“I’m amazed at how much time kids spend on their tablets these days,” the waitress said, without even attempting to hide her disdain. And then — after slipping a children’s menu in between my 5-year-old son’s face and the tablet he was intensely focused on — she turned her eyes towards me, smirked, and added sarcastically, “I’m guessing he doesn’t want any crayons?”
Listen lady, don’t judge me, I thought to myself. But the truth is, I’ve had that thought way too many times on this topic.
I’ll admit it; I’m that mom. The one who takes her children to the park, and doesn’t mind if her kid sits on the bench and plays on his tablet the entire time. The mom who brings it along on family outings, or social functions, and never forgets the charger. In fact, a few months ago, I took my 5-year-old son to an amusement park, handed him a tablet, and my husband pushed him around in a stroller all day so that he could focus on his games without walking into anything (or anyone). You can’t even imagine the dirty looks that people gave us.

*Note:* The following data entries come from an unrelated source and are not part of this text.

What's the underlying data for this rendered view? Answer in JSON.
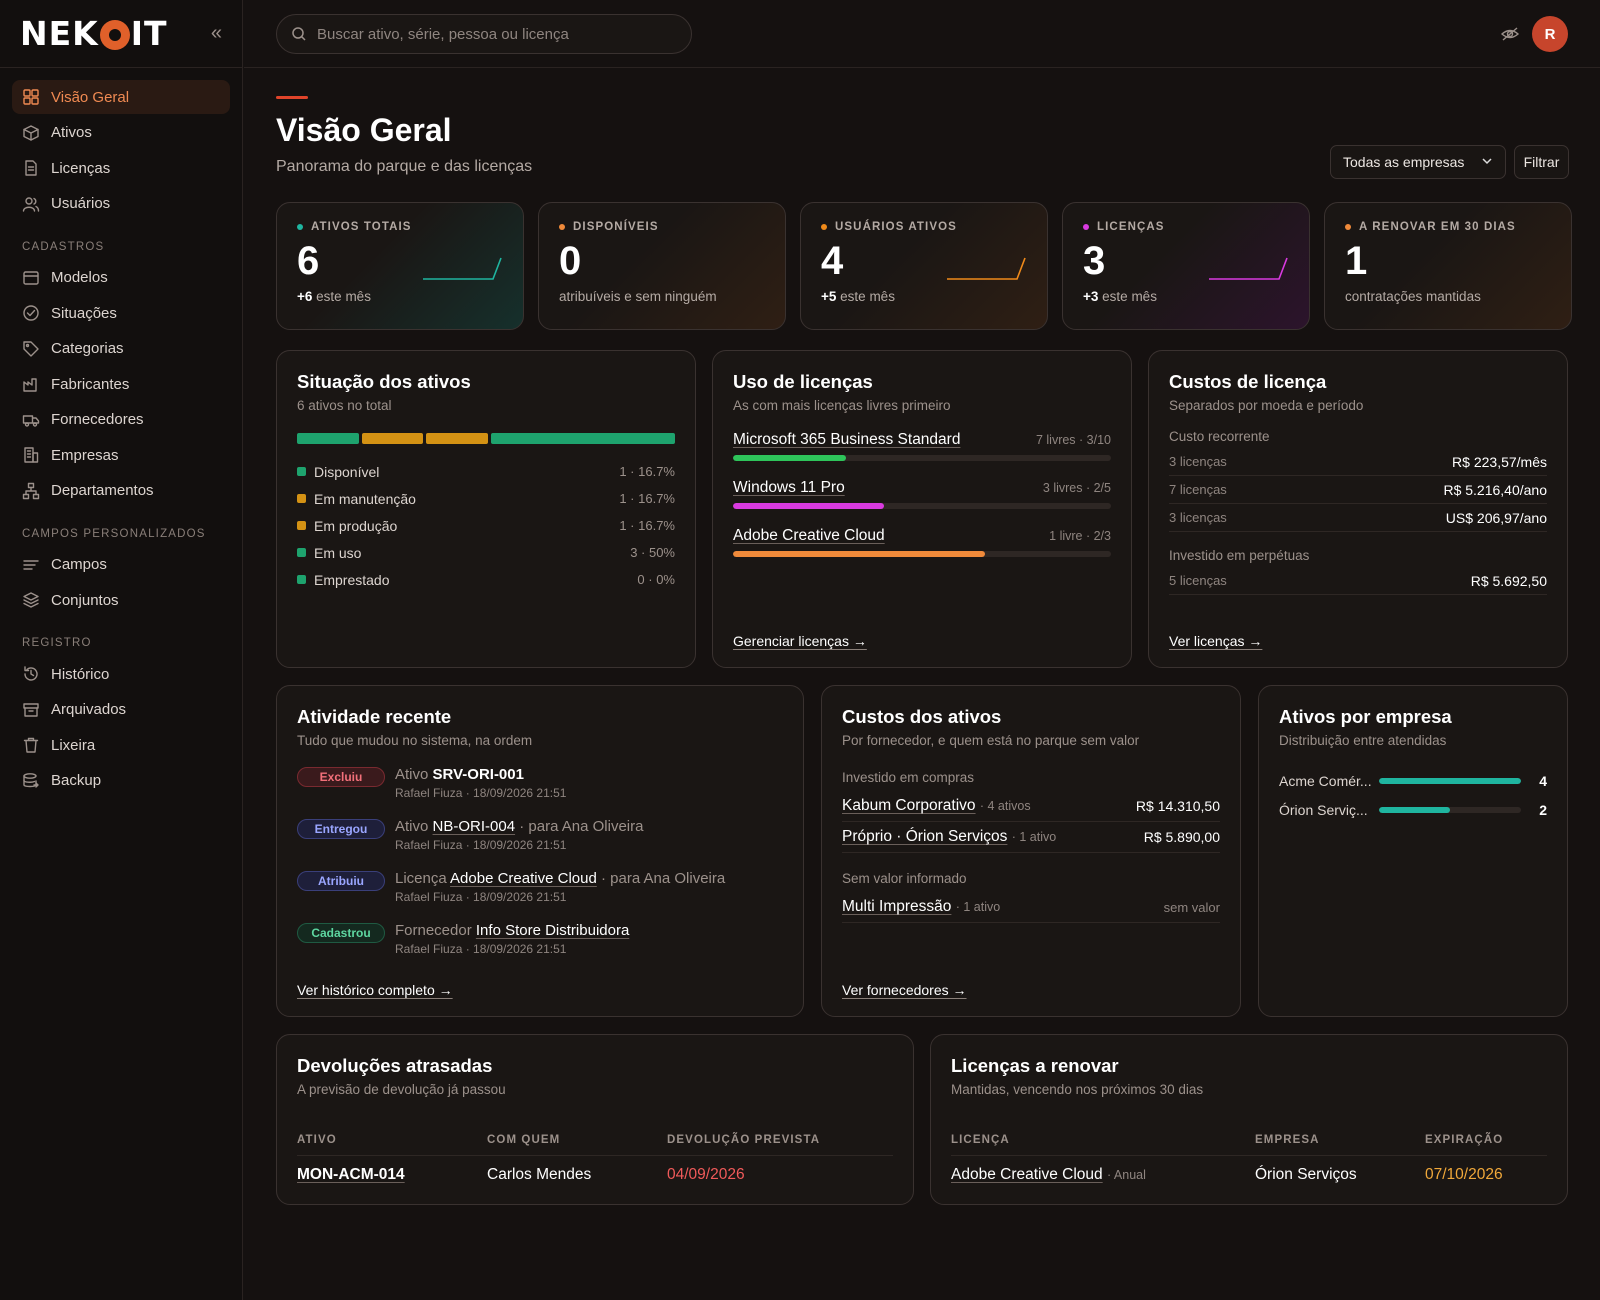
{
  "brand": {
    "name": "NEKOIT",
    "name_before": "NEK",
    "name_after": "IT"
  },
  "search": {
    "placeholder": "Buscar ativo, série, pessoa ou licença"
  },
  "user": {
    "avatar_initial": "R",
    "avatar_color": "#c7452c"
  },
  "sidebar": {
    "main": [
      {
        "label": "Visão Geral",
        "icon": "grid-icon",
        "active": true
      },
      {
        "label": "Ativos",
        "icon": "box-icon"
      },
      {
        "label": "Licenças",
        "icon": "document-icon"
      },
      {
        "label": "Usuários",
        "icon": "users-icon"
      }
    ],
    "sections": [
      {
        "title": "CADASTROS",
        "items": [
          {
            "label": "Modelos",
            "icon": "window-icon"
          },
          {
            "label": "Situações",
            "icon": "check-circle-icon"
          },
          {
            "label": "Categorias",
            "icon": "tag-icon"
          },
          {
            "label": "Fabricantes",
            "icon": "factory-icon"
          },
          {
            "label": "Fornecedores",
            "icon": "truck-icon"
          },
          {
            "label": "Empresas",
            "icon": "building-icon"
          },
          {
            "label": "Departamentos",
            "icon": "sitemap-icon"
          }
        ]
      },
      {
        "title": "CAMPOS PERSONALIZADOS",
        "items": [
          {
            "label": "Campos",
            "icon": "lines-icon"
          },
          {
            "label": "Conjuntos",
            "icon": "layers-icon"
          }
        ]
      },
      {
        "title": "REGISTRO",
        "items": [
          {
            "label": "Histórico",
            "icon": "history-icon"
          },
          {
            "label": "Arquivados",
            "icon": "archive-icon"
          },
          {
            "label": "Lixeira",
            "icon": "trash-icon"
          },
          {
            "label": "Backup",
            "icon": "database-icon"
          }
        ]
      }
    ]
  },
  "page": {
    "title": "Visão Geral",
    "subtitle": "Panorama do parque e das licenças",
    "company_select": "Todas as empresas",
    "filter_label": "Filtrar"
  },
  "kpis": [
    {
      "label": "ATIVOS TOTAIS",
      "value": "6",
      "delta": "+6",
      "foot": "este mês",
      "color": "#1fb5a0",
      "tint": "#16302c"
    },
    {
      "label": "DISPONÍVEIS",
      "value": "0",
      "delta": "",
      "foot": "atribuíveis e sem ninguém",
      "color": "#f08a3a",
      "tint": "#2f1f14"
    },
    {
      "label": "USUÁRIOS ATIVOS",
      "value": "4",
      "delta": "+5",
      "foot": "este mês",
      "color": "#f08a1a",
      "tint": "#2f1f14"
    },
    {
      "label": "LICENÇAS",
      "value": "3",
      "delta": "+3",
      "foot": "este mês",
      "color": "#d93ae0",
      "tint": "#2c142c"
    },
    {
      "label": "A RENOVAR EM 30 DIAS",
      "value": "1",
      "delta": "",
      "foot": "contratações mantidas",
      "color": "#f08a3a",
      "tint": "#2f1f14"
    }
  ],
  "status": {
    "title": "Situação dos ativos",
    "subtitle": "6 ativos no total",
    "items": [
      {
        "label": "Disponível",
        "count": "1 · 16.7%",
        "share": 16.7,
        "color": "#1ea36e"
      },
      {
        "label": "Em manutenção",
        "count": "1 · 16.7%",
        "share": 16.7,
        "color": "#d49214"
      },
      {
        "label": "Em produção",
        "count": "1 · 16.7%",
        "share": 16.7,
        "color": "#d49214"
      },
      {
        "label": "Em uso",
        "count": "3 · 50%",
        "share": 50,
        "color": "#1ea36e"
      },
      {
        "label": "Emprestado",
        "count": "0 · 0%",
        "share": 0,
        "color": "#1ea36e"
      }
    ]
  },
  "license_usage": {
    "title": "Uso de licenças",
    "subtitle": "As com mais licenças livres primeiro",
    "items": [
      {
        "name": "Microsoft 365 Business Standard",
        "meta": "7 livres · 3/10",
        "used": 3,
        "total": 10,
        "color": "#2ec45a"
      },
      {
        "name": "Windows 11 Pro",
        "meta": "3 livres · 2/5",
        "used": 2,
        "total": 5,
        "color": "#d93ae0"
      },
      {
        "name": "Adobe Creative Cloud",
        "meta": "1 livre · 2/3",
        "used": 2,
        "total": 3,
        "color": "#f08a3a"
      }
    ],
    "link": "Gerenciar licenças →"
  },
  "license_costs": {
    "title": "Custos de licença",
    "subtitle": "Separados por moeda e período",
    "recurring_label": "Custo recorrente",
    "recurring": [
      {
        "qty": "3 licenças",
        "amount": "R$ 223,57/mês"
      },
      {
        "qty": "7 licenças",
        "amount": "R$ 5.216,40/ano"
      },
      {
        "qty": "3 licenças",
        "amount": "US$ 206,97/ano"
      }
    ],
    "perpetual_label": "Investido em perpétuas",
    "perpetual": [
      {
        "qty": "5 licenças",
        "amount": "R$ 5.692,50"
      }
    ],
    "link": "Ver licenças →"
  },
  "activity": {
    "title": "Atividade recente",
    "subtitle": "Tudo que mudou no sistema, na ordem",
    "items": [
      {
        "badge": "Excluiu",
        "kind": "red",
        "type": "Ativo",
        "ref": "SRV-ORI-001",
        "plain": true,
        "extra": "",
        "by": "Rafael Fiuza · 18/09/2026 21:51"
      },
      {
        "badge": "Entregou",
        "kind": "blue",
        "type": "Ativo",
        "ref": "NB-ORI-004",
        "plain": false,
        "extra": "· para Ana Oliveira",
        "by": "Rafael Fiuza · 18/09/2026 21:51"
      },
      {
        "badge": "Atribuiu",
        "kind": "blue",
        "type": "Licença",
        "ref": "Adobe Creative Cloud",
        "plain": false,
        "extra": "· para Ana Oliveira",
        "by": "Rafael Fiuza · 18/09/2026 21:51"
      },
      {
        "badge": "Cadastrou",
        "kind": "green",
        "type": "Fornecedor",
        "ref": "Info Store Distribuidora",
        "plain": false,
        "extra": "",
        "by": "Rafael Fiuza · 18/09/2026 21:51"
      }
    ],
    "link": "Ver histórico completo →"
  },
  "asset_costs": {
    "title": "Custos dos ativos",
    "subtitle": "Por fornecedor, e quem está no parque sem valor",
    "invested_label": "Investido em compras",
    "invested": [
      {
        "name": "Kabum Corporativo",
        "count": "· 4 ativos",
        "amount": "R$ 14.310,50"
      },
      {
        "name": "Próprio · Órion Serviços",
        "count": "· 1 ativo",
        "amount": "R$ 5.890,00"
      }
    ],
    "novalue_label": "Sem valor informado",
    "novalue": [
      {
        "name": "Multi Impressão",
        "count": "· 1 ativo",
        "amount": "sem valor"
      }
    ],
    "link": "Ver fornecedores →"
  },
  "by_company": {
    "title": "Ativos por empresa",
    "subtitle": "Distribuição entre atendidas",
    "items": [
      {
        "name": "Acme Comér...",
        "count": "4",
        "value": 4
      },
      {
        "name": "Órion Serviç...",
        "count": "2",
        "value": 2
      }
    ]
  },
  "overdue": {
    "title": "Devoluções atrasadas",
    "subtitle": "A previsão de devolução já passou",
    "headers": [
      "ATIVO",
      "COM QUEM",
      "DEVOLUÇÃO PREVISTA"
    ],
    "rows": [
      {
        "asset": "MON-ACM-014",
        "who": "Carlos Mendes",
        "date": "04/09/2026"
      }
    ]
  },
  "renew": {
    "title": "Licenças a renovar",
    "subtitle": "Mantidas, vencendo nos próximos 30 dias",
    "headers": [
      "LICENÇA",
      "EMPRESA",
      "EXPIRAÇÃO"
    ],
    "rows": [
      {
        "license": "Adobe Creative Cloud",
        "period": "· Anual",
        "company": "Órion Serviços",
        "expires": "07/10/2026"
      }
    ]
  }
}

But what people didn’t know, was that the stroller-and-tablet combo was providing a much-needed break for my son. A break he often needs when his brain is overwhelmed by the effects of his epilepsy.
There are moments when he needs to be able to tune out the world, and focus on one thing. When he’s been up all night seizing and is exhausted, dazed, and grouchy as hell. Or when his tiny little brain is gearing up to seize again, and he isn’t in a position to be interacting with other people, or process the environment around him.
There are times when he just needs everyone and everything to leave him alone.
Sometimes, he just needs his tablet, and when that happens, what he doesn’t need, is to be judged. And I don’t need to be judged, either.
Seriously, when did other people become an expert in parenting my children, or any other children than their own?
For the record, I was never planning to be a “screen time” mom. Before I had kids, I had visions of homeschooling my little people, and only letting them watch an hour of TV on the weekends. I figured that I was going to be a Pinterest mom, and we were going to be an outdoorsy family; always on the move with another adventure in sight. I was certainly never intending to take a tablet along on a nature hike.
But then my kids were born, and reality set in. What they needed was not what I had expected, and so, I adapted.
Then, when epilepsy came along, I adapted again. I changed my idea of how I had planned to raise my son — and what I assumed and expected he would need — and instead, I gave him what he actually needed. Because I am his mother, and that is my job.
And yes, it was a struggle to accept.
It’s not easy raising kids with special needs, especially when I have another child with a genetic disorder, and have spent most of the time as a single parent (which I was also not expecting to do). But harder yet, is not feeling supported by my fellow mothers.
I see your glares, the ones you give me in shock and awe when we visit the library, tablet in hand. I know you are judging me when you throw in your little comments of “my-my, he sure is into that, isn’t he?”
Yes, he is, because it’s what he needs right now. He needs a break from life, and I need a break from the judgement.
Epilepsy aside, sometimes we all just need a break — whether it’s children with special needs, or their overwhelmed parents who cannot fathom being “on duty” for one more minute; couples desperate to reconnect over adult conversation, or children that have missed naps and are grouchy beyond being reasoned with.
If a tablet can calm temporarily calm a difficult situation, then I say more power to you! I won’t judge you for a minute, or assume that just because I see your kid on a tablet, that it’s the only thing they ever do.
My life cannot always stop just because my son needs a break. Epilepsy is unpredictable and I would be chained to the house if I halted my life because of it. That is not a luxury I have with another child to attend to, and things that I need to get done. It’s not even what I want for my son. But this is his life, and I want to immerse him in all its experiences, as much as I can; even if that means that some days, it’s only absorbed in glimpses when he looks up from a screen.
I don’t pretend to have all the answers, and right now, this is the best solution that I can come up with. It’s not perfect, but it works for us, and if there’s anything that I’ve learned over the course of my parenting career, it’s that sometimes, you just throw out the plans you had, and do what works best for your kids.
Some days I aim for the moon, and settle for a tablet in the middle of a children’s museum instead. And if I see you there, doing the same thing, I won’t judge you for it.
I trust you, because you know your kids better than I do.